__Your assignment__
Your reply should hold every entry below exactly as written and none of the pictures.

──────── Material shown ────────

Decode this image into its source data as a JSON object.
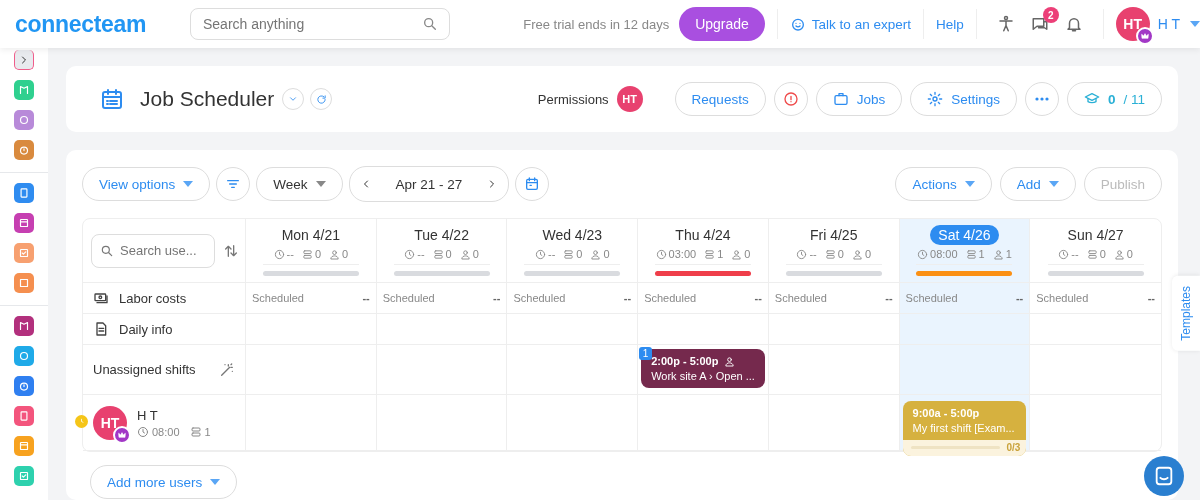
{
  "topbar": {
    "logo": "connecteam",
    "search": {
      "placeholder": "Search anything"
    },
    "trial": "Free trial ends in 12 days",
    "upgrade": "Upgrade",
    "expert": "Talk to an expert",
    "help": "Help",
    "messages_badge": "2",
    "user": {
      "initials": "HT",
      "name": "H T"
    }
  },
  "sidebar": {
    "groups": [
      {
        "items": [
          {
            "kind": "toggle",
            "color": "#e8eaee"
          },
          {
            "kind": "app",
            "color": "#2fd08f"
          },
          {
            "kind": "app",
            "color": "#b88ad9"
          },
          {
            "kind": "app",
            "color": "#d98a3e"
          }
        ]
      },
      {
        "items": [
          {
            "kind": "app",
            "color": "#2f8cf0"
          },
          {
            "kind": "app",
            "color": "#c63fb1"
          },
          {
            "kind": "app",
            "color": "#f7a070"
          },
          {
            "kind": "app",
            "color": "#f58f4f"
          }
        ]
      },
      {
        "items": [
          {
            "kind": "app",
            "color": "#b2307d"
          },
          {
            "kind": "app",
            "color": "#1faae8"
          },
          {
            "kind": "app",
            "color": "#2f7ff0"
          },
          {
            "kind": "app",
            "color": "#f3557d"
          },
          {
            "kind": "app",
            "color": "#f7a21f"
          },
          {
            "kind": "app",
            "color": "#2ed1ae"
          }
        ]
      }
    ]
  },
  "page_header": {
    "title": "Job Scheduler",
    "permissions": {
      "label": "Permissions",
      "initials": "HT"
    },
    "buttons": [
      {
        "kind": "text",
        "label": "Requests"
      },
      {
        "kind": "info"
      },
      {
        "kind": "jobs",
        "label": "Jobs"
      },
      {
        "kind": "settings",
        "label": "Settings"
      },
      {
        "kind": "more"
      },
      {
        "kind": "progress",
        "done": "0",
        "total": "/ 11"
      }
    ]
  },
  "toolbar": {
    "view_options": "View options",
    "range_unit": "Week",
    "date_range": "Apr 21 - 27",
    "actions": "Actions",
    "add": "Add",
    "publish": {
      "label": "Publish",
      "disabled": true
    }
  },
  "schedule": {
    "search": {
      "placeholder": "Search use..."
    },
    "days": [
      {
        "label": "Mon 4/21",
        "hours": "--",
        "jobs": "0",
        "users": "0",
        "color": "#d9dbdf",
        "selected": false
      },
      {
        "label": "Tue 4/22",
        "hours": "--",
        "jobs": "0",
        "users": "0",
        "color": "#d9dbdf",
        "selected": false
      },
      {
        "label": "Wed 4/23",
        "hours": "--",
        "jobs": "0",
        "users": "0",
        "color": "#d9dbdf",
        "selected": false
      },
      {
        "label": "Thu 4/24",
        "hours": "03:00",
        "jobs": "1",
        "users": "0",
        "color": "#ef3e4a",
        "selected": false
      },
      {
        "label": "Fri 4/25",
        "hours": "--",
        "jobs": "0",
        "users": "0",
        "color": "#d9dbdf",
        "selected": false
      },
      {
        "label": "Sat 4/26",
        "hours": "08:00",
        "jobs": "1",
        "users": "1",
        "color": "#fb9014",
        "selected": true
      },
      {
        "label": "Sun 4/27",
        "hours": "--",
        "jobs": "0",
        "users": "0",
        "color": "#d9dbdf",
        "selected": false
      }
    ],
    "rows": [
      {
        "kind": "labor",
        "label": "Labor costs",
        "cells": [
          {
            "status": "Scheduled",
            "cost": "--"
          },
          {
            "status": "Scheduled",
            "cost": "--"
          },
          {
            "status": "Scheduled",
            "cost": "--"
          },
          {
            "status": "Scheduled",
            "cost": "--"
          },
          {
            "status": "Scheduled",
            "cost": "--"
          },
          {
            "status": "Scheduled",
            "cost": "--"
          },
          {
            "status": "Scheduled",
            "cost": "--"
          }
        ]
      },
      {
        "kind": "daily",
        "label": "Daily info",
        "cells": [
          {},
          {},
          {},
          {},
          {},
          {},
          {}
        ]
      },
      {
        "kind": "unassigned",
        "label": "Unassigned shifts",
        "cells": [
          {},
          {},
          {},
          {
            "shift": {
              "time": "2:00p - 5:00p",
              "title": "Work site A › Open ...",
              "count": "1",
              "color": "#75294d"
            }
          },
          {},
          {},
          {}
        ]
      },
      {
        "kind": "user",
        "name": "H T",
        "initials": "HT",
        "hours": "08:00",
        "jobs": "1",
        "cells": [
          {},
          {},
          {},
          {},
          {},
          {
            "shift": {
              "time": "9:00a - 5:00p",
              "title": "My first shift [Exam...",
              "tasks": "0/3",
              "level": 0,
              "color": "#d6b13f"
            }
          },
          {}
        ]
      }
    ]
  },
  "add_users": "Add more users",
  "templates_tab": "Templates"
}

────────

__Solution below__
Decode this image into its source data as a JSON object.
{
  "topbar": {
    "logo": "connecteam",
    "search": {
      "placeholder": "Search anything"
    },
    "trial": "Free trial ends in 12 days",
    "upgrade": "Upgrade",
    "expert": "Talk to an expert",
    "help": "Help",
    "messages_badge": "2",
    "user": {
      "initials": "HT",
      "name": "H T"
    }
  },
  "sidebar": {
    "groups": [
      {
        "items": [
          {
            "kind": "toggle",
            "color": "#e8eaee"
          },
          {
            "kind": "app",
            "color": "#2fd08f"
          },
          {
            "kind": "app",
            "color": "#b88ad9"
          },
          {
            "kind": "app",
            "color": "#d98a3e"
          }
        ]
      },
      {
        "items": [
          {
            "kind": "app",
            "color": "#2f8cf0"
          },
          {
            "kind": "app",
            "color": "#c63fb1"
          },
          {
            "kind": "app",
            "color": "#f7a070"
          },
          {
            "kind": "app",
            "color": "#f58f4f"
          }
        ]
      },
      {
        "items": [
          {
            "kind": "app",
            "color": "#b2307d"
          },
          {
            "kind": "app",
            "color": "#1faae8"
          },
          {
            "kind": "app",
            "color": "#2f7ff0"
          },
          {
            "kind": "app",
            "color": "#f3557d"
          },
          {
            "kind": "app",
            "color": "#f7a21f"
          },
          {
            "kind": "app",
            "color": "#2ed1ae"
          }
        ]
      }
    ]
  },
  "page_header": {
    "title": "Job Scheduler",
    "permissions": {
      "label": "Permissions",
      "initials": "HT"
    },
    "buttons": [
      {
        "kind": "text",
        "label": "Requests"
      },
      {
        "kind": "info"
      },
      {
        "kind": "jobs",
        "label": "Jobs"
      },
      {
        "kind": "settings",
        "label": "Settings"
      },
      {
        "kind": "more"
      },
      {
        "kind": "progress",
        "done": "0",
        "total": "/ 11"
      }
    ]
  },
  "toolbar": {
    "view_options": "View options",
    "range_unit": "Week",
    "date_range": "Apr 21 - 27",
    "actions": "Actions",
    "add": "Add",
    "publish": {
      "label": "Publish",
      "disabled": true
    }
  },
  "schedule": {
    "search": {
      "placeholder": "Search use..."
    },
    "days": [
      {
        "label": "Mon 4/21",
        "hours": "--",
        "jobs": "0",
        "users": "0",
        "color": "#d9dbdf",
        "selected": false
      },
      {
        "label": "Tue 4/22",
        "hours": "--",
        "jobs": "0",
        "users": "0",
        "color": "#d9dbdf",
        "selected": false
      },
      {
        "label": "Wed 4/23",
        "hours": "--",
        "jobs": "0",
        "users": "0",
        "color": "#d9dbdf",
        "selected": false
      },
      {
        "label": "Thu 4/24",
        "hours": "03:00",
        "jobs": "1",
        "users": "0",
        "color": "#ef3e4a",
        "selected": false
      },
      {
        "label": "Fri 4/25",
        "hours": "--",
        "jobs": "0",
        "users": "0",
        "color": "#d9dbdf",
        "selected": false
      },
      {
        "label": "Sat 4/26",
        "hours": "08:00",
        "jobs": "1",
        "users": "1",
        "color": "#fb9014",
        "selected": true
      },
      {
        "label": "Sun 4/27",
        "hours": "--",
        "jobs": "0",
        "users": "0",
        "color": "#d9dbdf",
        "selected": false
      }
    ],
    "rows": [
      {
        "kind": "labor",
        "label": "Labor costs",
        "cells": [
          {
            "status": "Scheduled",
            "cost": "--"
          },
          {
            "status": "Scheduled",
            "cost": "--"
          },
          {
            "status": "Scheduled",
            "cost": "--"
          },
          {
            "status": "Scheduled",
            "cost": "--"
          },
          {
            "status": "Scheduled",
            "cost": "--"
          },
          {
            "status": "Scheduled",
            "cost": "--"
          },
          {
            "status": "Scheduled",
            "cost": "--"
          }
        ]
      },
      {
        "kind": "daily",
        "label": "Daily info",
        "cells": [
          {},
          {},
          {},
          {},
          {},
          {},
          {}
        ]
      },
      {
        "kind": "unassigned",
        "label": "Unassigned shifts",
        "cells": [
          {},
          {},
          {},
          {
            "shift": {
              "time": "2:00p - 5:00p",
              "title": "Work site A › Open ...",
              "count": "1",
              "color": "#75294d"
            }
          },
          {},
          {},
          {}
        ]
      },
      {
        "kind": "user",
        "name": "H T",
        "initials": "HT",
        "hours": "08:00",
        "jobs": "1",
        "cells": [
          {},
          {},
          {},
          {},
          {},
          {
            "shift": {
              "time": "9:00a - 5:00p",
              "title": "My first shift [Exam...",
              "tasks": "0/3",
              "level": 0,
              "color": "#d6b13f"
            }
          },
          {}
        ]
      }
    ]
  },
  "add_users": "Add more users",
  "templates_tab": "Templates"
}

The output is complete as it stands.